**RECORDS FOR THIS TASK**
↓
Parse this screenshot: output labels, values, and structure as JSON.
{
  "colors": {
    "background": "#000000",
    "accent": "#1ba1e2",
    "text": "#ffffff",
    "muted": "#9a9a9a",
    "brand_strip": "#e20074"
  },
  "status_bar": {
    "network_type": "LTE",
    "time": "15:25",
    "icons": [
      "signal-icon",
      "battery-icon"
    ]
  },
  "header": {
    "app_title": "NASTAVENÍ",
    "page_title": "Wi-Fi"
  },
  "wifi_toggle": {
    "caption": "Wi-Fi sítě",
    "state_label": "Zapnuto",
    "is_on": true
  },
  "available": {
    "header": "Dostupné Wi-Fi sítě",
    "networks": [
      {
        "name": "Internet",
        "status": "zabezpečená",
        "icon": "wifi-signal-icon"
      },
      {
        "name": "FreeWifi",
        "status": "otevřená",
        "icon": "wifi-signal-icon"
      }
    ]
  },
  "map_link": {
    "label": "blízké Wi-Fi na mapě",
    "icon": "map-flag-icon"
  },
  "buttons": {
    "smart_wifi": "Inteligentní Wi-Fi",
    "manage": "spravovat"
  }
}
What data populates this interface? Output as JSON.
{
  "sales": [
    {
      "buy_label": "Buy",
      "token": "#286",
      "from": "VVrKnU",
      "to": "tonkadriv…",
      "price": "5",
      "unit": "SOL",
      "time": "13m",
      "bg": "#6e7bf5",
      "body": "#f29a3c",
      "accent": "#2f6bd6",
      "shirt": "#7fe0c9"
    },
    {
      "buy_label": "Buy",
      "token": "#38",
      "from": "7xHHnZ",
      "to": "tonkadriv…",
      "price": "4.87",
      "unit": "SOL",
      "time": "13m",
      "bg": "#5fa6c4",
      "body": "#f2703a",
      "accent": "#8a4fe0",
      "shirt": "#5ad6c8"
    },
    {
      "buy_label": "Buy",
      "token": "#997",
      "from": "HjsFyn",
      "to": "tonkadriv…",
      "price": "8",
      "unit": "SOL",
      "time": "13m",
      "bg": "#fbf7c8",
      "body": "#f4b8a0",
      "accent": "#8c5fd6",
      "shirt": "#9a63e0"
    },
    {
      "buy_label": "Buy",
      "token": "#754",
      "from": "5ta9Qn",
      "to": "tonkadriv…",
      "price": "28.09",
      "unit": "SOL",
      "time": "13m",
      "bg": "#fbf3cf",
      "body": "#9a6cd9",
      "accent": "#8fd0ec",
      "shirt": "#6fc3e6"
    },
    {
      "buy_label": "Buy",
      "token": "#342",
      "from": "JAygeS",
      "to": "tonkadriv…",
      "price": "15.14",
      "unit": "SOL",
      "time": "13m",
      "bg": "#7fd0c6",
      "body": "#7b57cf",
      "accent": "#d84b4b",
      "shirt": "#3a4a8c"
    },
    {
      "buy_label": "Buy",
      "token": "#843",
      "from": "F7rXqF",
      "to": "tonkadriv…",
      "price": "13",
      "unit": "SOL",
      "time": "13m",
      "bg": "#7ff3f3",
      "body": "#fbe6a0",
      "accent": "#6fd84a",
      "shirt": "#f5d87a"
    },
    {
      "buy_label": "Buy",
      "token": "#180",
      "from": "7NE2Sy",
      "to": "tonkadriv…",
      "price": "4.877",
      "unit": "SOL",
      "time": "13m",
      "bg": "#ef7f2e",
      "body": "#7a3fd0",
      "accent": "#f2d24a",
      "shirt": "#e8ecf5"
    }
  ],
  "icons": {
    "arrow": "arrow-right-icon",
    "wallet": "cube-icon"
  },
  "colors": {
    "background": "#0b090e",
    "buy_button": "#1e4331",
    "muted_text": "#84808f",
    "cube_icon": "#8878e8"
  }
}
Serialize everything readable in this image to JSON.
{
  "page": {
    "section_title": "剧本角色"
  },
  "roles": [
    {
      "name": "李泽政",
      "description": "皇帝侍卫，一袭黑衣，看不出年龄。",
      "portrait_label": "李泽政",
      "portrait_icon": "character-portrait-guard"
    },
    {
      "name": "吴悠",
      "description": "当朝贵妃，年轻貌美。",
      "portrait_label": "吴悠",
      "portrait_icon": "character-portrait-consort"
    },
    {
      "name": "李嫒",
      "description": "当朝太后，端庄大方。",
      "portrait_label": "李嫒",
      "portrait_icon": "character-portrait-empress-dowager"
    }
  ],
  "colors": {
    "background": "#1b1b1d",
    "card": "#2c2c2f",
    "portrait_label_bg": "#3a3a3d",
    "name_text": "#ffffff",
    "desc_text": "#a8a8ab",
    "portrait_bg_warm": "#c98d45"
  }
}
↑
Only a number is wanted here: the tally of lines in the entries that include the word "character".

3